What Is Feng Shui?
The philosophy of feng shui is a practice of arranging the pieces in living spaces in order to create balance with the natural world. The goal is to harness energy forces and establish harmony between an individual and their environment. In this article, Pritish Kumar Halder gives you a brief idea about Feng shui.
The Chinese words “feng” and “shui” translate to mean “wind” and “water,” respectively. This concept derived from an ancient poem that talks about human life being connected and flowing with the environment around it.
In Asian culture, this philosophy is called the Tao, which translates to mean “the way.” Taoism is the way of nature and all the basic principles of feng shui reflect nature.
Take a look at the essential principles of feng shui: the commanding position, the bagua, and the five elements.
The Commanding Position
The commanding position is the spot in a room that is the furthest from the door and not in direct line with it. It puts your diagonal to the door. Ideally, you should have a clear line of sight to the door. The commanding position is where you want to spend most of your time when you are in that room. Feng shui guidelines suggest you determine this dominant position in the room, then place your bed, your desk, or your stove in diagonal alignment, if you can.

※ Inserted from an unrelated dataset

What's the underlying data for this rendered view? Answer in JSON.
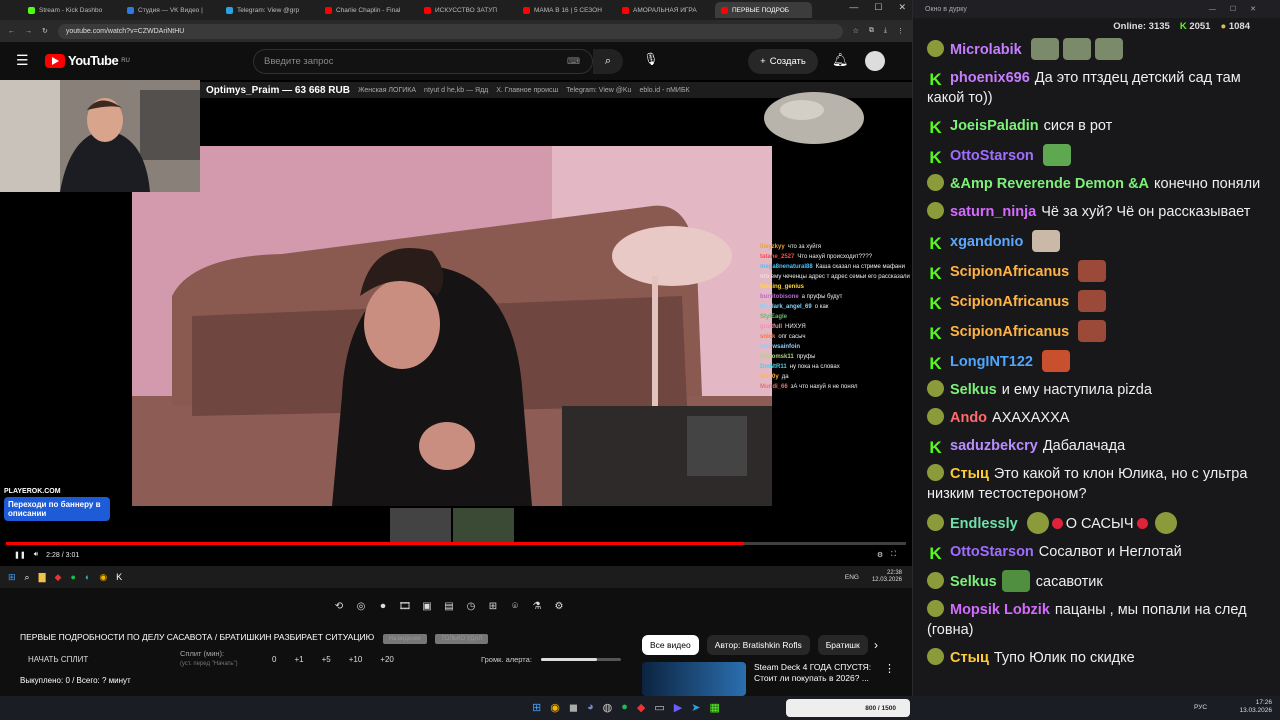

3 parts of feng shui
These three parts of your house are critical since each represents an essential part of your life. The bed stands for you, the desk is an extension of your career, and the stove represents your wealth and nourishment.
The Feng Shui Bagua Map
A bagua is the feng shui energy map superimposed on the floor plan of your home. The Chinese word “bagua” translates to mean “eight areas.” Each of the eight areas relates to a different life circumstance, such as family, wealth, or career. And, each of these areas has corresponding shapes, colors, seasons, number, and earthly elements. At the center of the bagua—a ninth area—is you, representing your overall wellness.
Scientific reasons of Bagua
There are several feng shui schools of thought. All of them use baguas when analyzing your home; however, some may apply the bagua in different ways. The Western and BTB (Black Sect) schools usually lay the bagua so that the knowledge, career, and helpful people areas align with the front door of the home. The Flying Stars and other classical schools may orient the bagua based on the energy of the year or the compass.
The bagua map can help you determine what colors to bring into a space. For example, says Carrano, the “Wealth and Abundance” area of your home (perhaps your home office?) could include purple, greens, and some blues, as these colors are traditionally linked with the energy of prosperity.
You can use mirrors strategically when you might not otherwise be able to follow feng shui principles. For example, says Carrano, if you must set up your desk with your back to the doorway, you can use a mirror that provides a view behind you, so you can “watch your back.”
The Bagua Areas
The easiest way to incorporate the bagua in your life is to identify one to three areas that need the most attention. Do not attempt to work on all areas at once. To strengthen your energy or improve flow in those areas, incorporate feng shui suggestions in that particular area.
- Family (Zhen)
- Wealth (Xun)
- Health (Tai Qi)
- Helpful People (Qian)
- Children (Dui)
- Knowledge (Gen)
- Fame (Li)
- Career (Kan)
- Partnerships (Kun)
The five elements—earth, metal, water, wood, and fire—come from the Taoist tradition. The elements are five interrelated phases in life that work together to create a complete system. Typically, the practice of feng shui works to balance these five facets in your home and each of your life areas or bagua.
Incorporation of 5 elements at home
To incorporate the elements in your life and your home, you have to define where you want to focus your energy. Much like the bagua, you choose the one to three areas of your life you want to improve. Then, you strengthen your energy and your home’s energy by adding the suggested colors or shapes in that room.
For example, your bagua shows that your bedroom aligns with your overall wellness and the place where you rejuvenate. It ties into the earth element. Consider ways to incorporate earth tones, ceramic or clay pottery, stones, or crystals in that room. After you have made improvements there, focus on a couple of other rooms or areas of your life. Look at the corresponding elements in those rooms and welcome that positive change into your life by adding those elements. The intent is to bring positive energy to those rooms, those areas of your life, and, ultimately, your entire home.
Qualities: Grounded, self-care, stable
Shape: Flat, square
Colors: Brown, orange, yellow
Season: Transitions between the seasons
Areas: Wellness, knowledge, partnerships
Qualities: Efficient, precise, beauty
Shape: Circular, spherical
Colors: White, metallics
Areas: Helpful people, children
Qualities: Downward, flowing, shifting
Shape: Wavy, curvy
Qualities: Expansive, vitality, upward
Shape: Columnar, rectangular
Colors: Green, blues
Areas: Family, wealth
Qualities: Passion, illuminating, brilliant
Shape: Triangle, pointy